September 6, 2023
Samantha Volz, Park Interpreter
Fall is an energizing time of year. Crisp, cool air and changing leaves have many wanting to get outside and explore. Fall is also a time for many animals to make haste as they prepare for the coming winter season. There are three typical survival strategies for wildlife when the world gets colder – hibernation, migration, and tolerance. Hibernation is a strategy typically reserved for mammals such as the groundhog or chipmunk. Adaptations such as changing colors and diet, added fat reserves and smaller appendages help many animals tolerate and survive the winter months. There are a select number of animals that choose a different path for survival, and that is simply to leave or migrate to a different region instead, and that is who we are talking about today.

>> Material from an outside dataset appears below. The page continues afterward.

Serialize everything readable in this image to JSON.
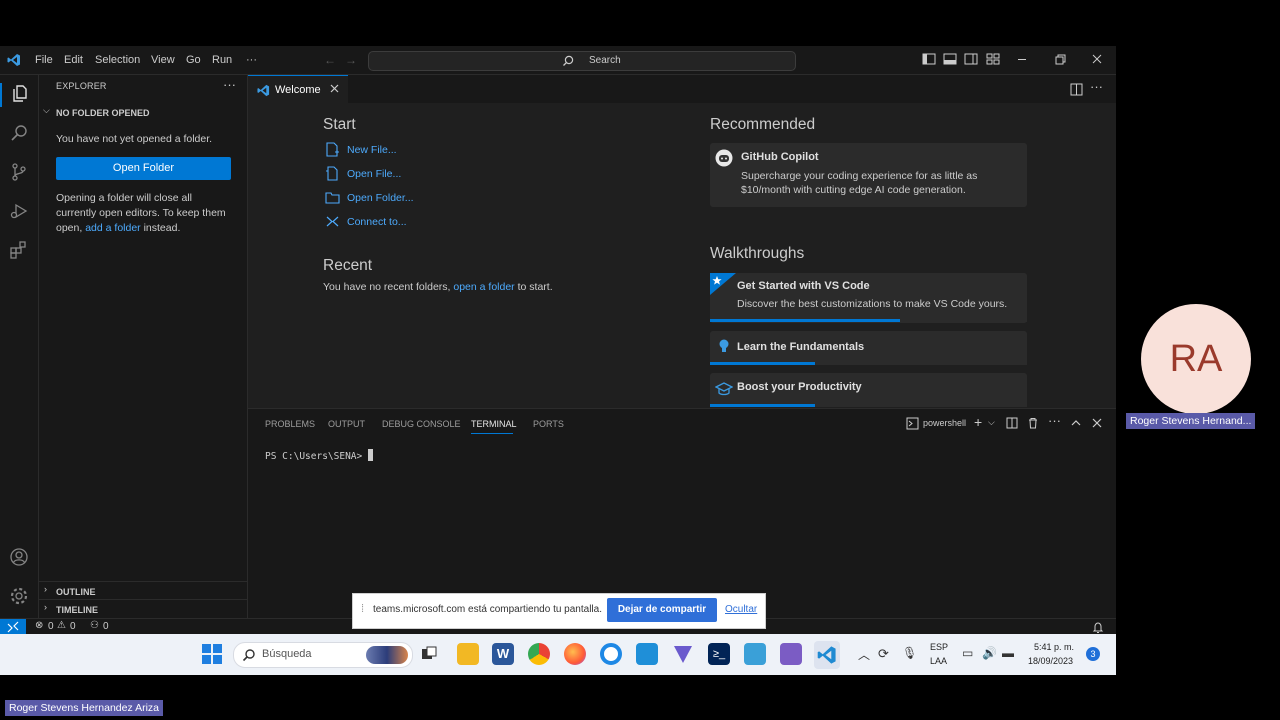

Migration simply put is when an animal or group of animals travels from one area to another. This typically involves animals traveling to northern regions in the spring for breeding and nesting, then returning to their wintering grounds each fall. The primary reason for migration is access to resources. Nesting requires enormous amounts of energy so birds will travel to areas with an abundance of insects, fruit, and seeds to feed themselves as well as their young offspring. A great majority of us have witnessed a flock of Canada Geese flying overhead in their V-formation while traveling to and from their wintering grounds, but there is another fascinating group of migrating organisms, the insects.

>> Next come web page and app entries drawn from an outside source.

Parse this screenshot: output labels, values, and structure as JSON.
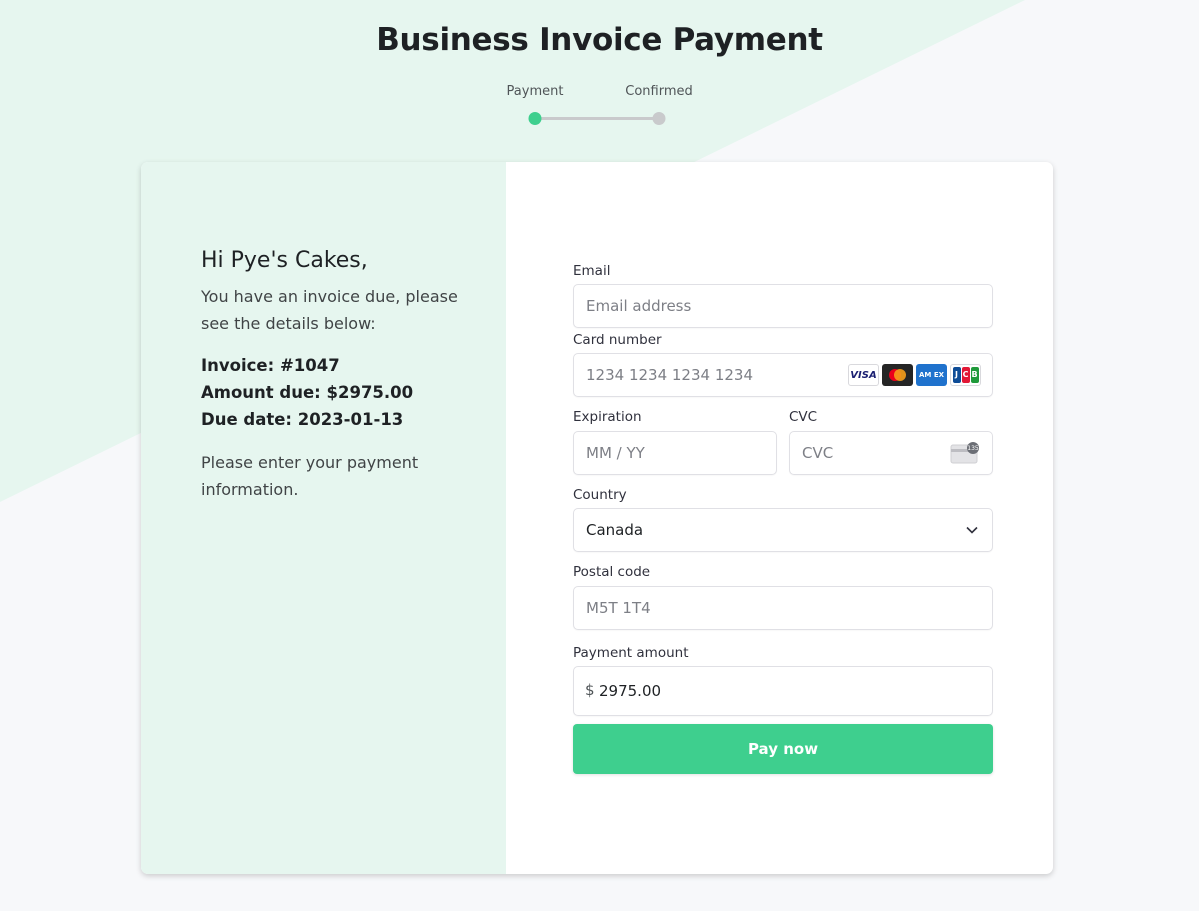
{
  "page": {
    "title": "Business Invoice Payment",
    "accent_color": "#3ecf8e"
  },
  "stepper": {
    "steps": [
      {
        "label": "Payment",
        "state": "active"
      },
      {
        "label": "Confirmed",
        "state": "inactive"
      }
    ]
  },
  "summary": {
    "greeting": "Hi Pye's Cakes,",
    "intro": "You have an invoice due, please see the details below:",
    "invoice": "Invoice: #1047",
    "amount_due": "Amount due: $2975.00",
    "due_date": "Due date: 2023-01-13",
    "outro": "Please enter your payment information."
  },
  "form": {
    "email": {
      "label": "Email",
      "value": "",
      "placeholder": "Email address"
    },
    "card_number": {
      "label": "Card number",
      "value": "",
      "placeholder": "1234 1234 1234 1234",
      "brands": [
        "visa-icon",
        "mastercard-icon",
        "amex-icon",
        "jcb-icon"
      ],
      "visa_text": "VISA",
      "amex_text": "AM EX",
      "jcb_letters": [
        "J",
        "C",
        "B"
      ]
    },
    "expiration": {
      "label": "Expiration",
      "value": "",
      "placeholder": "MM / YY"
    },
    "cvc": {
      "label": "CVC",
      "value": "",
      "placeholder": "CVC",
      "icon_text": "135"
    },
    "country": {
      "label": "Country",
      "selected": "Canada"
    },
    "postal_code": {
      "label": "Postal code",
      "value": "",
      "placeholder": "M5T 1T4"
    },
    "payment_amount": {
      "label": "Payment amount",
      "currency": "$",
      "value": "2975.00"
    },
    "submit_label": "Pay now"
  }
}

Many species of insects migrate throughout the globe, the largest groups being that of dragonflies, beetles, butterflies, and moths. That which drives our birds to migrate, the search for resources, may also motivate our insects. The ability for insects to migrate long distances is due to the presence of wings allowing for flight. One of the longest insect migrators is the Common Green Darner dragonfly. Starting in Canada and the Northern US, million of dragonflies will travel south towards the Gulf Coast and Mexico.
Another migratory insect is the aptly named Migratory Grasshopper. This species is widely distributed throughout North America and is found primarily in meadows and grassland habitat. This species migration can be seen when huge swarms gather in search of food. One of the longest migrations reported tracked a swarm moving a distance of over 500 miles.

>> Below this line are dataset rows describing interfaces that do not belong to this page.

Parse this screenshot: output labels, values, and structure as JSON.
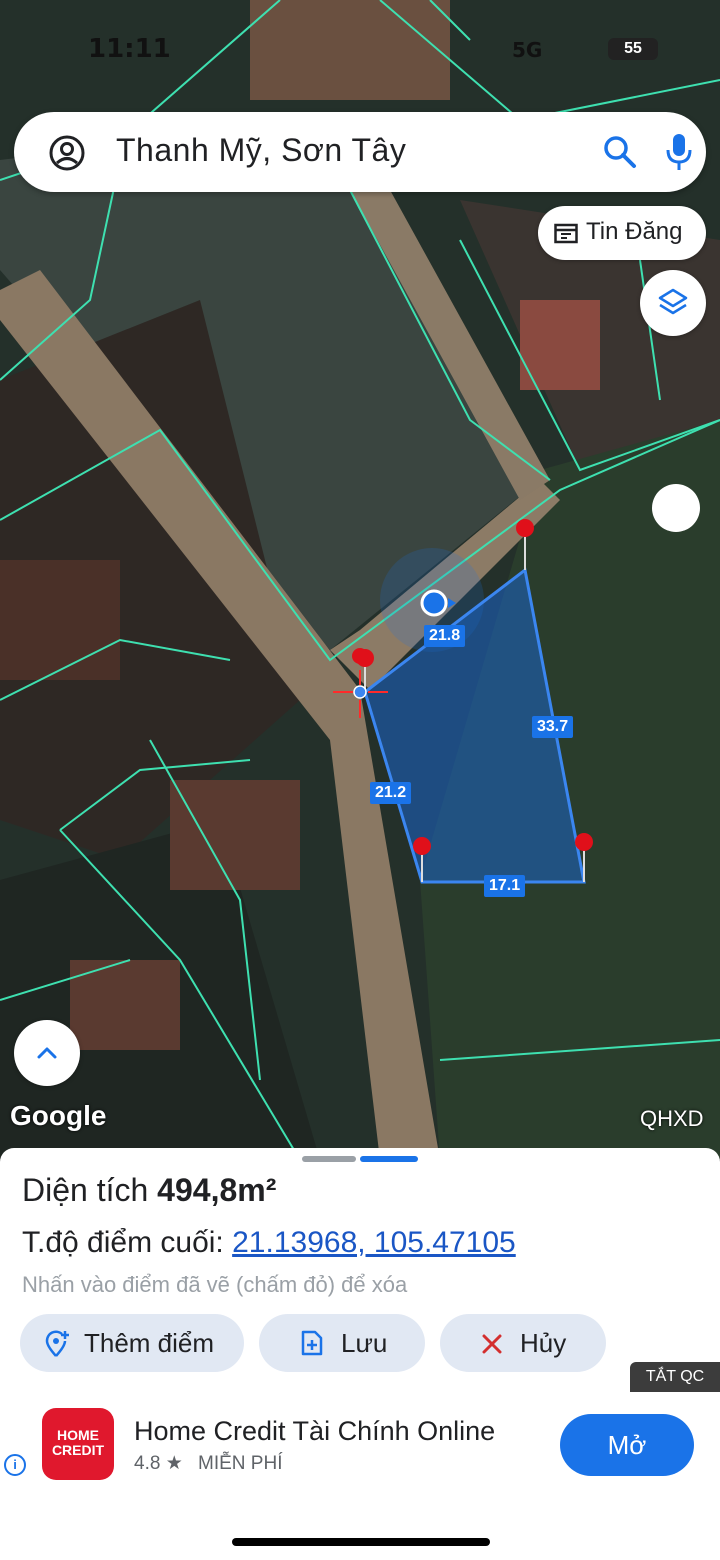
{
  "status": {
    "time": "11:11",
    "network": "5G",
    "battery": "55"
  },
  "search": {
    "query": "Thanh Mỹ, Sơn Tây"
  },
  "map": {
    "tin_dang_label": "Tin Đăng",
    "google_label": "Google",
    "qhxd_label": "QHXD",
    "edge_lengths": [
      "21.8",
      "33.7",
      "17.1",
      "21.2"
    ]
  },
  "sheet": {
    "area_prefix": "Diện tích",
    "area_value": "494,8m²",
    "coords_label": "T.độ điểm cuối:",
    "coords_value": "21.13968, 105.47105",
    "hint": "Nhấn vào điểm đã vẽ (chấm đỏ) để xóa",
    "buttons": {
      "add": "Thêm điểm",
      "save": "Lưu",
      "cancel": "Hủy"
    }
  },
  "ad": {
    "close_label": "TẮT QC",
    "logo_line1": "HOME",
    "logo_line2": "CREDIT",
    "title": "Home Credit Tài Chính Online",
    "rating": "4.8 ★",
    "price": "MIỄN PHÍ",
    "open_label": "Mở",
    "info": "i"
  },
  "colors": {
    "accent": "#1a73e8",
    "marker": "#e0101a",
    "boundary": "#3ee0b0"
  }
}
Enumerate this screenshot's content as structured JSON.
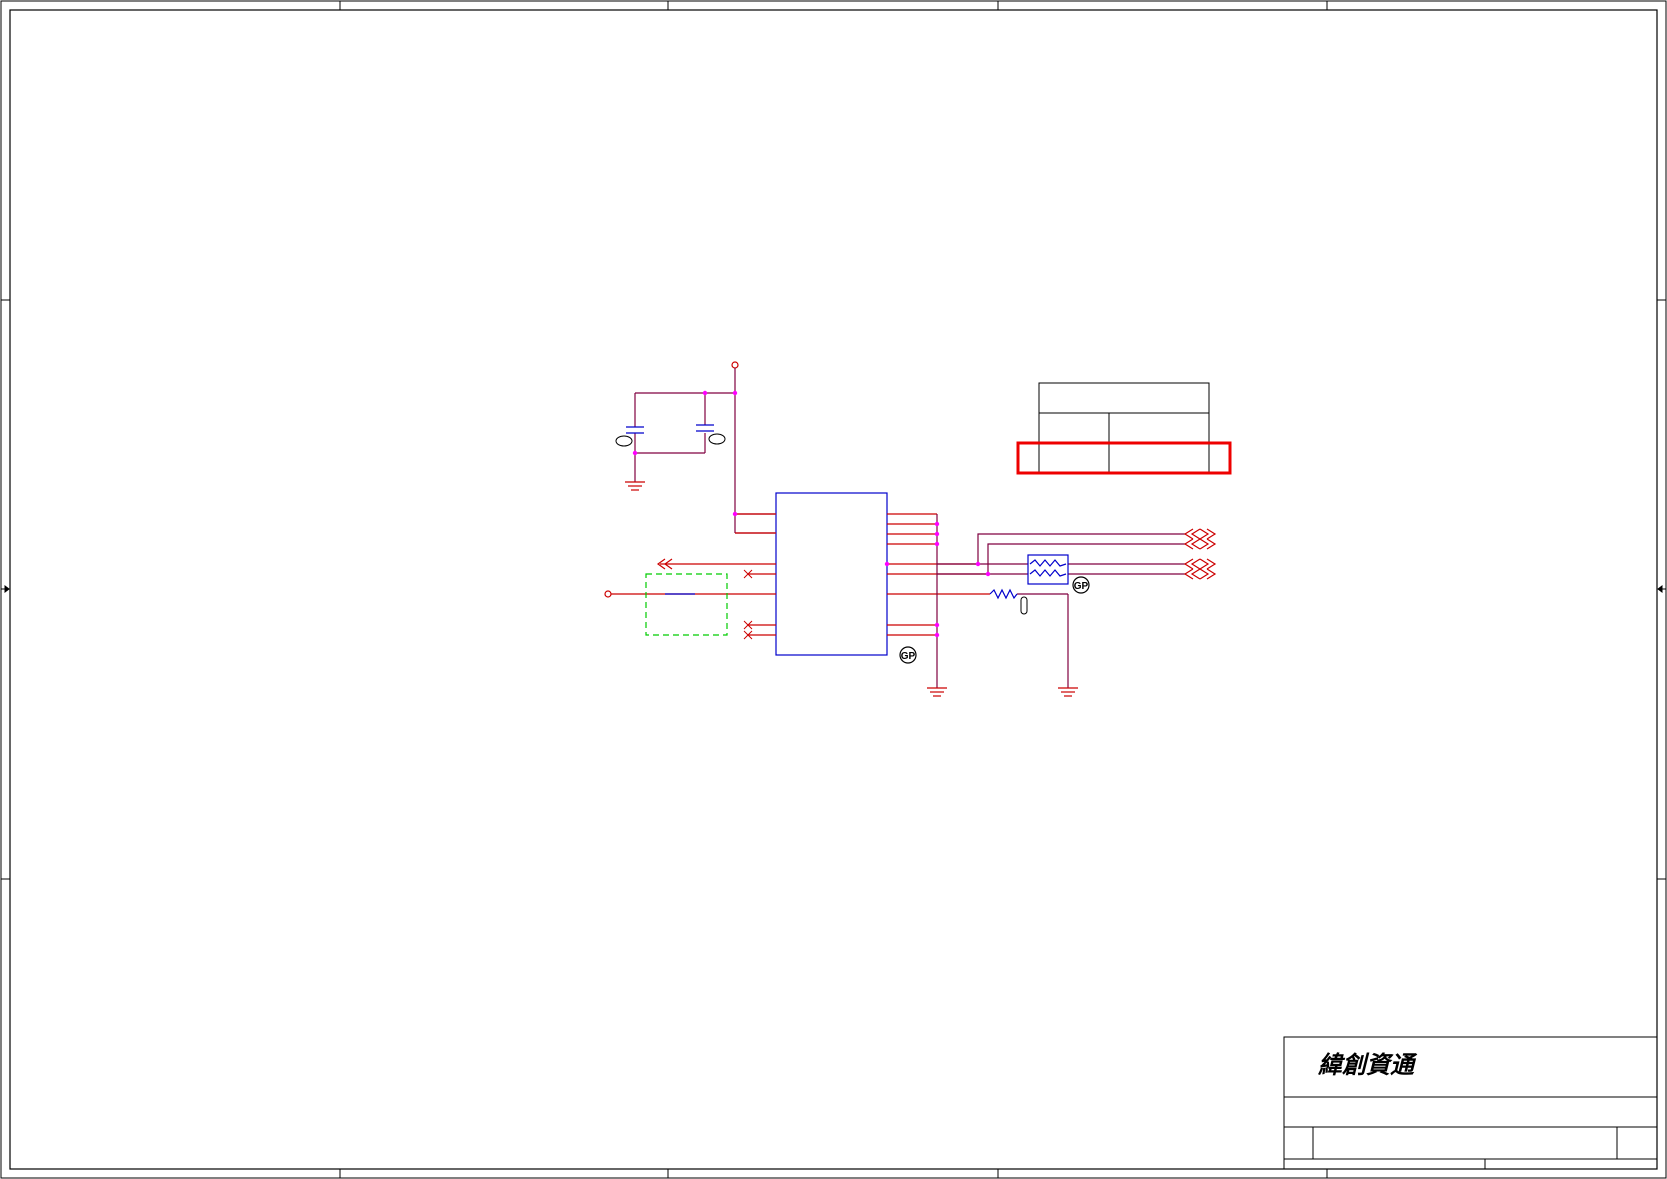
{
  "drawing": {
    "type": "electrical schematic",
    "background_color": "#ffffff"
  },
  "title_block": {
    "company_name": "緯創資通"
  },
  "symbols": {
    "gp_badge_label": "GP"
  },
  "colors": {
    "frame": "#000000",
    "wire": "#800040",
    "pin": "#cc0000",
    "component": "#0000cc",
    "junction": "#ff00ff",
    "highlight": "#ee0000",
    "dashed_box": "#00cc00"
  }
}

Where insect migration can greatly differ from bird migration is the fact that the generation of insects that make it to their wintering grounds are not the generation to return for breeding. This is commonly seen in the Monarch Butterfly.
The Monarch Butterfly has one of the most well-documented migrations of any insect species. This is due to the love of the brightly colored butterfly, community science efforts as well as the desire to protect the population against numerous threats. Millions of Monarch Butterflies make the daunting journey to Mexico each fall where they can be found roosting in large groups referred to as kaleidoscopes. The ones who arrive in Mexico beginning in August are known as the 4th or “long-haul” generation. They are the longest lived of the monarch generations, spending up to 6 months wintering in Mexico, filling the trees with black and orange.
Breeding begins as the 4th generation monarchs migrate north from Mexico into the Southern United States, this is now the 1st generation. The cycle continues with generations 1-3, only living for about 30-45 days. This cycle repeats until once again the “long-haul” migrants are born in the north and return to Mexico as the great-great grandchildren of the monarchs in Mexico the year prior. As a part of community science efforts across North America, people can raise, capture and tag migrating monarchs who are then collected by scientist and volunteers in Mexico to determine where they came from and how long they are able to survive. You can report your sighting and join in these efforts by visiting Journey North.
Migration is a phenomenon still being studied worldwide whether it’s a Canada Goose or Monarch Butterfly there is still much to be known. Not only do scientists want to know the who, what, where and why of migration but also the effects that changing climates have on these species. Phenological cues are shifting as the world warms – it is yet to be determined how migration will change along with it. Get to know the migrants in your area and how you can help, their future generations may just depend on it.